“Our store stands behind the recipes and ingredients,” Bourne said.
Labels contain information on the farms that harvested the ingredients, and where the product was packaged.
“We provide as much information as we can to establish a trust among consumers,” she said.
The community even had a hand in naming the line. Bi-Rite received hundreds of responses when it asked shoppers what it should call the line.
“We wanted to name it in a democratic way,” said Bourne. “It’s our way of fully sharing it with everyone.”
Items in the line are made with ingredients from companies with which Bi-Rite has a close working relationship. Partner companies include Mariquita Farms, a small family farm that grows heirloom and specialty vegetables, greens and strawberries; Full Belly Farm, Guinda, Calif., a 300-acre certified organic farm that produces vegetables, herbs, nuts, flowers and fruits year-round, and Catalan Farms, a 14-acre farm owned by a former migrant farm worker.

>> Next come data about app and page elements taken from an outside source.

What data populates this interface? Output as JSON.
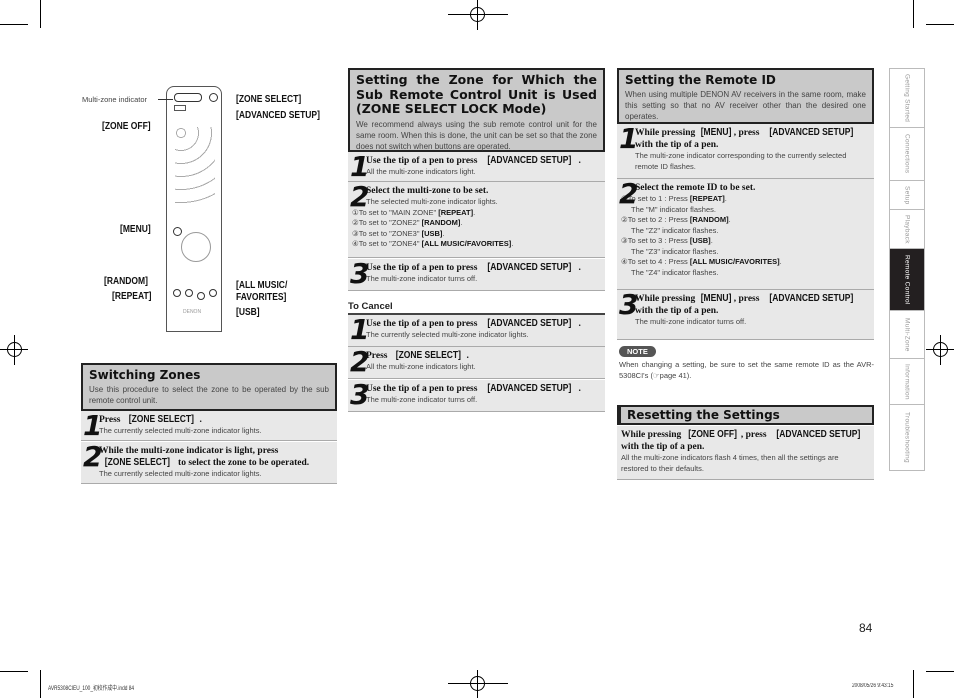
{
  "remote": {
    "indicator_label": "Multi-zone indicator",
    "callouts": [
      "[ZONE SELECT]",
      "[ADVANCED SETUP]",
      "[ZONE OFF]",
      "[MENU]",
      "[RANDOM]",
      "[REPEAT]",
      "[ALL MUSIC/",
      "FAVORITES]",
      "[USB]"
    ]
  },
  "switching": {
    "title": "Switching Zones",
    "intro": "Use this procedure to select the zone to be operated by the sub remote control unit.",
    "steps": [
      {
        "n": "1",
        "title": "Press [ZONE SELECT].",
        "desc": "The currently selected multi-zone indicator lights."
      },
      {
        "n": "2",
        "title": "While the multi-zone indicator is light, press [ZONE SELECT] to select the zone to be operated.",
        "desc": "The currently selected multi-zone indicator lights."
      }
    ]
  },
  "lock": {
    "title": "Setting the Zone for Which the Sub Remote Control Unit is Used (ZONE SELECT LOCK Mode)",
    "intro": "We recommend always using the sub remote control unit for the same room. When this is done, the unit can be set so that the zone does not switch when buttons are operated.",
    "steps": [
      {
        "n": "1",
        "title": "Use the tip of a pen to press [ADVANCED SETUP].",
        "desc": "All the multi-zone indicators light."
      },
      {
        "n": "2",
        "title": "Select the multi-zone to be set.",
        "desc": "The selected multi-zone indicator lights.",
        "options": [
          {
            "text": "①To set to \"MAIN ZONE\"",
            "press": "[REPEAT]"
          },
          {
            "text": "②To set to \"ZONE2\"",
            "press": "[RANDOM]"
          },
          {
            "text": "③To set to \"ZONE3\"",
            "press": "[USB]"
          },
          {
            "text": "④To set to \"ZONE4\"",
            "press": "[ALL MUSIC/FAVORITES]"
          }
        ]
      },
      {
        "n": "3",
        "title": "Use the tip of a pen to press [ADVANCED SETUP].",
        "desc": "The multi-zone indicator turns off."
      }
    ],
    "cancel_title": "To Cancel",
    "cancel_steps": [
      {
        "n": "1",
        "title": "Use the tip of a pen to press [ADVANCED SETUP].",
        "desc": "The currently selected multi-zone indicator lights."
      },
      {
        "n": "2",
        "title": "Press [ZONE SELECT].",
        "desc": "All the multi-zone indicators light."
      },
      {
        "n": "3",
        "title": "Use the tip of a pen to press [ADVANCED SETUP].",
        "desc": "The multi-zone indicator turns off."
      }
    ]
  },
  "remote_id": {
    "title": "Setting the Remote ID",
    "intro": "When using multiple DENON AV receivers in the same room, make this setting so that no AV receiver other than the desired one operates.",
    "steps": [
      {
        "n": "1",
        "title": "While pressing [MENU], press [ADVANCED SETUP] with the tip of a pen.",
        "desc": "The multi-zone indicator corresponding to the currently selected remote ID flashes."
      },
      {
        "n": "2",
        "title": "Select the remote ID to be set.",
        "desc": "",
        "options": [
          {
            "text": "①To set to 1 : Press",
            "press": "[REPEAT]",
            "sub": "The \"M\" indicator flashes."
          },
          {
            "text": "②To set to 2 : Press",
            "press": "[RANDOM]",
            "sub": "The \"Z2\" indicator flashes."
          },
          {
            "text": "③To set to 3 : Press",
            "press": "[USB]",
            "sub": "The \"Z3\" indicator flashes."
          },
          {
            "text": "④To set to 4 : Press",
            "press": "[ALL MUSIC/FAVORITES]",
            "sub": "The \"Z4\" indicator flashes."
          }
        ]
      },
      {
        "n": "3",
        "title": "While pressing [MENU], press [ADVANCED SETUP] with the tip of a pen.",
        "desc": "The multi-zone indicator turns off."
      }
    ],
    "note_label": "NOTE",
    "note_text": "When changing a setting, be sure to set the same remote ID as the AVR-5308CI's (☞page 41)."
  },
  "reset": {
    "title": "Resetting the Settings",
    "step": {
      "n": "",
      "title": "While pressing [ZONE OFF], press [ADVANCED SETUP] with the tip of a pen.",
      "desc": "All the multi-zone indicators flash 4 times, then all the settings are restored to their defaults."
    }
  },
  "tabs": [
    "Getting Started",
    "Connections",
    "Setup",
    "Playback",
    "Remote Control",
    "Multi-Zone",
    "Information",
    "Troubleshooting"
  ],
  "active_tab": "Remote Control",
  "page_number": "84",
  "footer": {
    "file": "AVR5308CIEU_100_初校作成中.indd 84",
    "date": "2008/05/26 9:43:15"
  }
}
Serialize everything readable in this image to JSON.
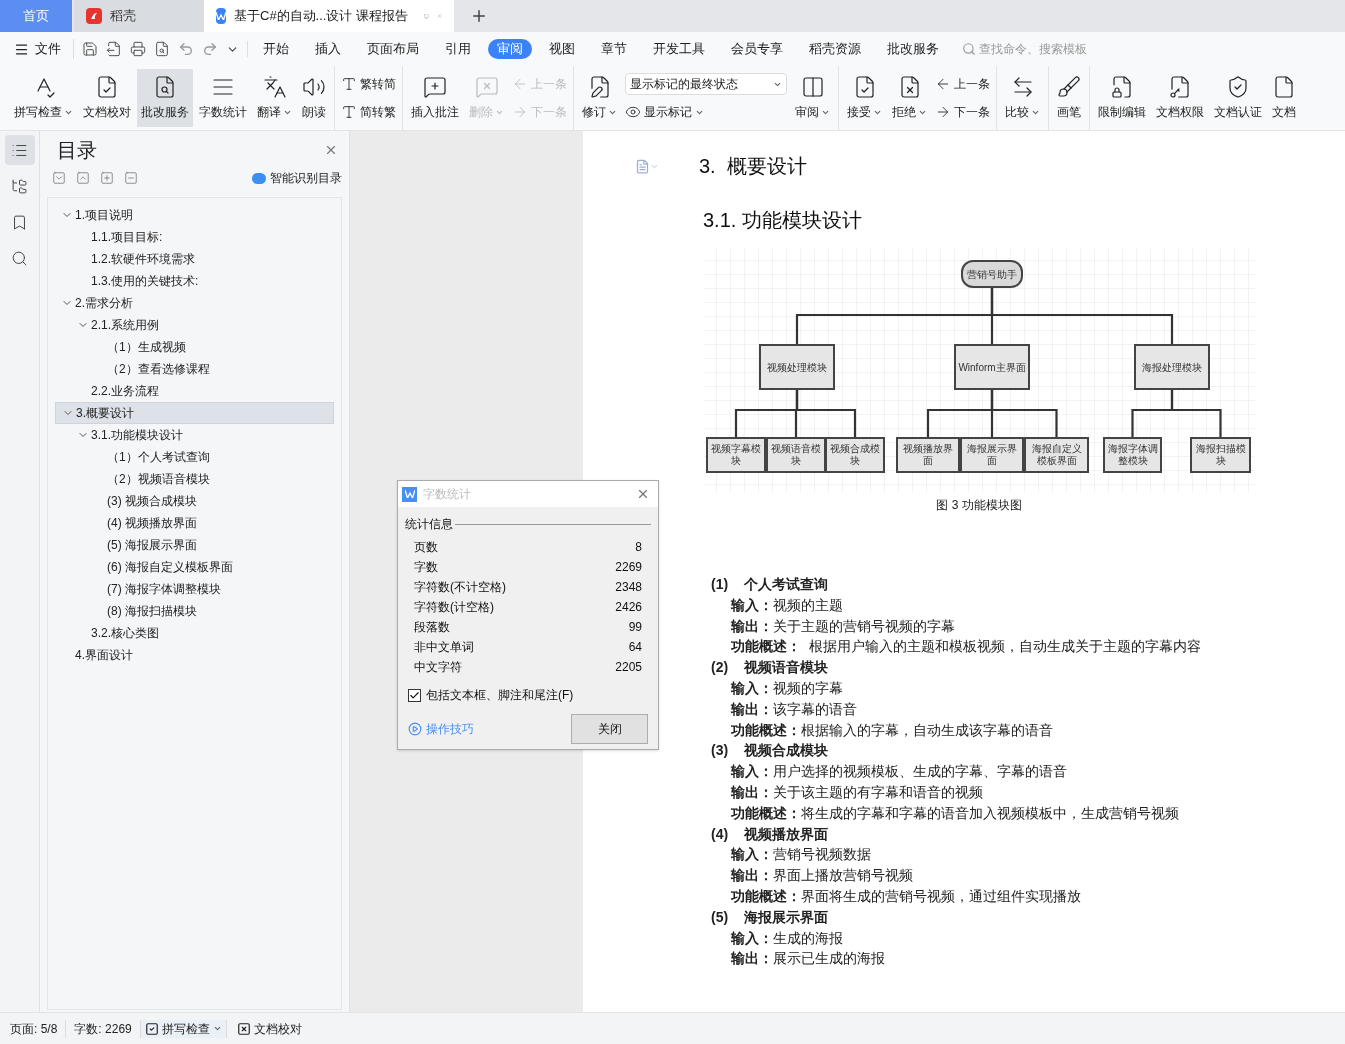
{
  "title_tabs": [
    {
      "kind": "home",
      "label": "首页",
      "selected": false
    },
    {
      "kind": "app",
      "label": "稻壳",
      "selected": false
    },
    {
      "kind": "document",
      "label": "基于C#的自动...设计 课程报告",
      "selected": true
    }
  ],
  "menu": {
    "file": "文件",
    "tabs": [
      {
        "label": "开始",
        "selected": false
      },
      {
        "label": "插入",
        "selected": false
      },
      {
        "label": "页面布局",
        "selected": false
      },
      {
        "label": "引用",
        "selected": false
      },
      {
        "label": "审阅",
        "selected": true
      },
      {
        "label": "视图",
        "selected": false
      },
      {
        "label": "章节",
        "selected": false
      },
      {
        "label": "开发工具",
        "selected": false
      },
      {
        "label": "会员专享",
        "selected": false
      },
      {
        "label": "稻壳资源",
        "selected": false
      },
      {
        "label": "批改服务",
        "selected": false
      }
    ],
    "search": {
      "placeholder": "查找命令、搜索模板"
    }
  },
  "ribbon": [
    {
      "items": [
        {
          "kind": "large",
          "label": "拼写检查",
          "caret": true,
          "selected": false
        },
        {
          "kind": "large",
          "label": "文档校对",
          "caret": false,
          "selected": false
        },
        {
          "kind": "large",
          "label": "批改服务",
          "caret": false,
          "selected": true
        },
        {
          "kind": "large",
          "label": "字数统计",
          "caret": false,
          "selected": false
        },
        {
          "kind": "large",
          "label": "翻译",
          "caret": true,
          "selected": false
        },
        {
          "kind": "large",
          "label": "朗读",
          "caret": false,
          "selected": false
        }
      ]
    },
    {
      "items": [
        {
          "kind": "stack",
          "items": [
            {
              "label": "繁转简"
            },
            {
              "label": "简转繁"
            }
          ]
        }
      ]
    },
    {
      "items": [
        {
          "kind": "large",
          "label": "插入批注",
          "caret": false,
          "disabled": false
        },
        {
          "kind": "large",
          "label": "删除",
          "caret": true,
          "disabled": true
        },
        {
          "kind": "stack",
          "items": [
            {
              "label": "上一条",
              "disabled": true
            },
            {
              "label": "下一条",
              "disabled": true
            }
          ]
        }
      ]
    },
    {
      "items": [
        {
          "kind": "large",
          "label": "修订",
          "caret": true
        },
        {
          "kind": "stack",
          "items": [
            {
              "kind": "select",
              "value": "显示标记的最终状态"
            },
            {
              "label": "显示标记",
              "caret": true
            }
          ]
        },
        {
          "kind": "large",
          "label": "审阅",
          "caret": true
        }
      ]
    },
    {
      "items": [
        {
          "kind": "large",
          "label": "接受",
          "caret": true
        },
        {
          "kind": "large",
          "label": "拒绝",
          "caret": true
        },
        {
          "kind": "stack",
          "items": [
            {
              "label": "上一条"
            },
            {
              "label": "下一条"
            }
          ]
        }
      ]
    },
    {
      "items": [
        {
          "kind": "large",
          "label": "比较",
          "caret": true
        }
      ]
    },
    {
      "items": [
        {
          "kind": "large",
          "label": "画笔",
          "caret": false
        }
      ]
    },
    {
      "items": [
        {
          "kind": "large",
          "label": "限制编辑",
          "caret": false
        },
        {
          "kind": "large",
          "label": "文档权限",
          "caret": false
        },
        {
          "kind": "large",
          "label": "文档认证",
          "caret": false
        },
        {
          "kind": "large",
          "label": "文档",
          "caret": false
        }
      ]
    }
  ],
  "side_icons": [
    {
      "selected": true
    },
    {
      "selected": false
    },
    {
      "selected": false
    },
    {
      "selected": false
    }
  ],
  "toc": {
    "title": "目录",
    "smart_button": "智能识别目录",
    "items": [
      {
        "label": "1.项目说明",
        "expanded": true,
        "selected": false,
        "children": [
          {
            "label": "1.1.项目目标:",
            "selected": false
          },
          {
            "label": "1.2.软硬件环境需求",
            "selected": false
          },
          {
            "label": "1.3.使用的关键技术:",
            "selected": false
          }
        ]
      },
      {
        "label": "2.需求分析",
        "expanded": true,
        "selected": false,
        "children": [
          {
            "label": "2.1.系统用例",
            "expanded": true,
            "selected": false,
            "children": [
              {
                "label": "（1）生成视频",
                "selected": false
              },
              {
                "label": "（2）查看选修课程",
                "selected": false
              }
            ]
          },
          {
            "label": "2.2.业务流程",
            "selected": false
          }
        ]
      },
      {
        "label": "3.概要设计",
        "expanded": true,
        "selected": true,
        "children": [
          {
            "label": "3.1.功能模块设计",
            "expanded": true,
            "selected": false,
            "children": [
              {
                "label": "（1）个人考试查询",
                "selected": false
              },
              {
                "label": "（2）视频语音模块",
                "selected": false
              },
              {
                "label": "(3)    视频合成模块",
                "selected": false
              },
              {
                "label": "(4)    视频播放界面",
                "selected": false
              },
              {
                "label": "(5)    海报展示界面",
                "selected": false
              },
              {
                "label": "(6)    海报自定义模板界面",
                "selected": false
              },
              {
                "label": "(7)    海报字体调整模块",
                "selected": false
              },
              {
                "label": "(8)    海报扫描模块",
                "selected": false
              }
            ]
          },
          {
            "label": "3.2.核心类图",
            "selected": false
          }
        ]
      },
      {
        "label": "4.界面设计",
        "selected": false
      }
    ]
  },
  "document": {
    "heading": "3.  概要设计",
    "subheading": "3.1. 功能模块设计",
    "diagram": {
      "root": "营销号助手",
      "children": [
        {
          "label": "视频处理模块",
          "children": [
            "视频字幕模块",
            "视频语音模块",
            "视频合成模块"
          ]
        },
        {
          "label": "Winform主界面",
          "children": [
            "视频播放界面",
            "海报展示界面",
            "海报自定义模板界面"
          ]
        },
        {
          "label": "海报处理模块",
          "children": [
            "海报字体调整模块",
            "海报扫描模块"
          ]
        }
      ]
    },
    "caption": "图 3 功能模块图",
    "modules": [
      {
        "number": "(1)",
        "title": "个人考试查询",
        "lines": [
          "**输入：**视频的主题",
          "**输出：**关于主题的营销号视频的字幕",
          "**功能概述：**  根据用户输入的主题和模板视频，自动生成关于主题的字幕内容"
        ]
      },
      {
        "number": "(2)",
        "title": "视频语音模块",
        "lines": [
          "**输入：**视频的字幕",
          "**输出：**该字幕的语音",
          "**功能概述：**根据输入的字幕，自动生成该字幕的语音"
        ]
      },
      {
        "number": "(3)",
        "title": "视频合成模块",
        "lines": [
          "**输入：**用户选择的视频模板、生成的字幕、字幕的语音",
          "**输出：**关于该主题的有字幕和语音的视频",
          "**功能概述：**将生成的字幕和字幕的语音加入视频模板中，生成营销号视频"
        ]
      },
      {
        "number": "(4)",
        "title": "视频播放界面",
        "lines": [
          "**输入：**营销号视频数据",
          "**输出：**界面上播放营销号视频",
          "**功能概述：**界面将生成的营销号视频，通过组件实现播放"
        ]
      },
      {
        "number": "(5)",
        "title": "海报展示界面",
        "lines": [
          "**输入：**生成的海报",
          "**输出：**展示已生成的海报"
        ]
      }
    ]
  },
  "dialog": {
    "title": "字数统计",
    "group": "统计信息",
    "rows": [
      {
        "label": "页数",
        "value": "8"
      },
      {
        "label": "字数",
        "value": "2269"
      },
      {
        "label": "字符数(不计空格)",
        "value": "2348"
      },
      {
        "label": "字符数(计空格)",
        "value": "2426"
      },
      {
        "label": "段落数",
        "value": "99"
      },
      {
        "label": "非中文单词",
        "value": "64"
      },
      {
        "label": "中文字符",
        "value": "2205"
      }
    ],
    "checkbox": {
      "label": "包括文本框、脚注和尾注(F)",
      "checked": true
    },
    "tips": "操作技巧",
    "close": "关闭"
  },
  "status_bar": {
    "page": "页面: 5/8",
    "words": "字数: 2269",
    "spell": "拼写检查",
    "proof": "文档校对"
  }
}
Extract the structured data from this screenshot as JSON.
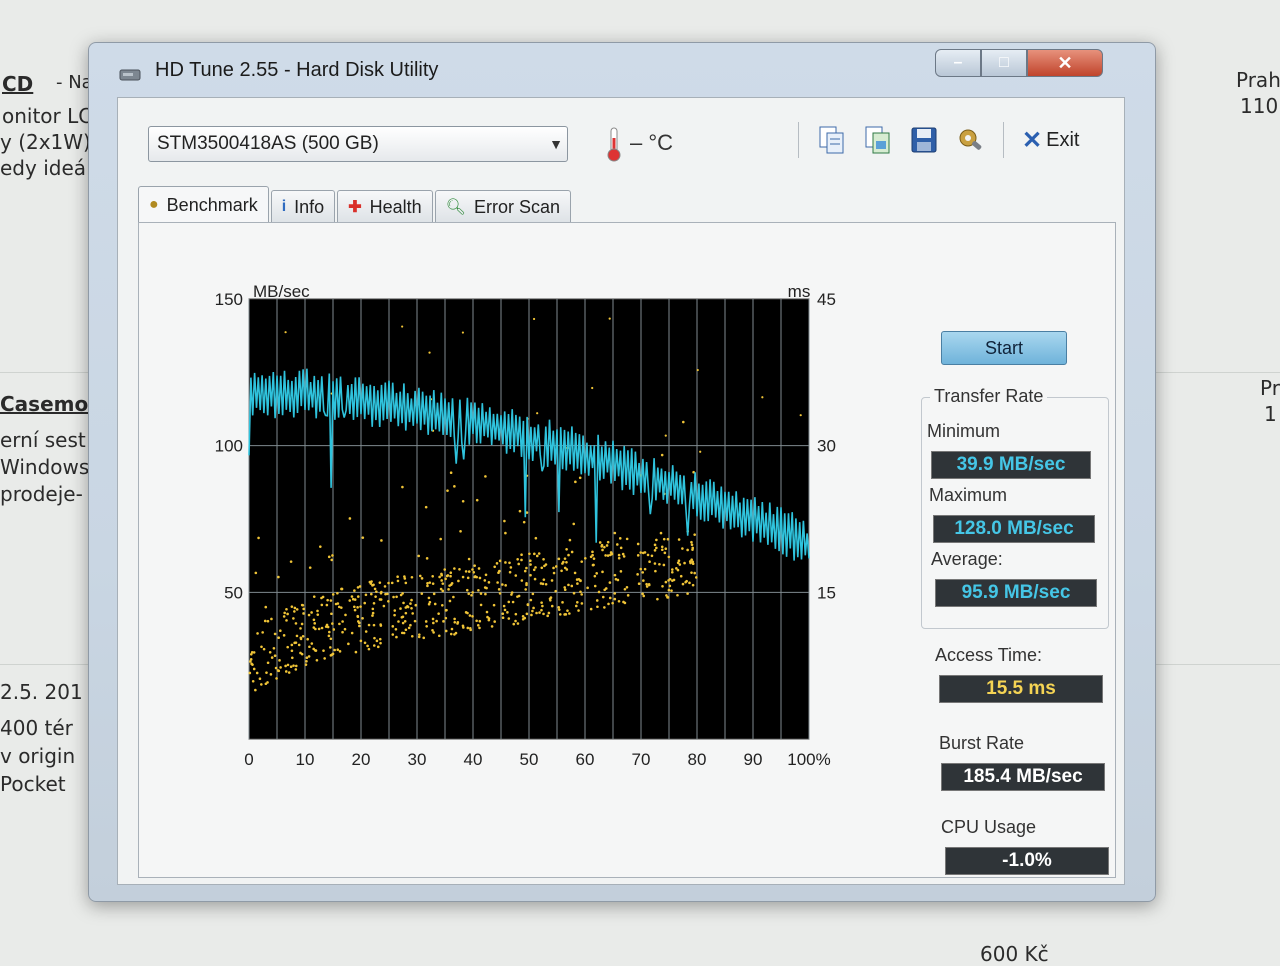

The line caters to those who support small food production companies, as opposed to industrialized farming.
“We’re inspired by the number of people who want to know about the farmer who grew their food,” said Bourne.
Bi-Rite even hosts farm tours so that shoppers can visit the farms that produce the food in the Public label.
“People crave the tangibility of picturing a farm, potentially visiting it, and understanding it on a deeper level,” she said.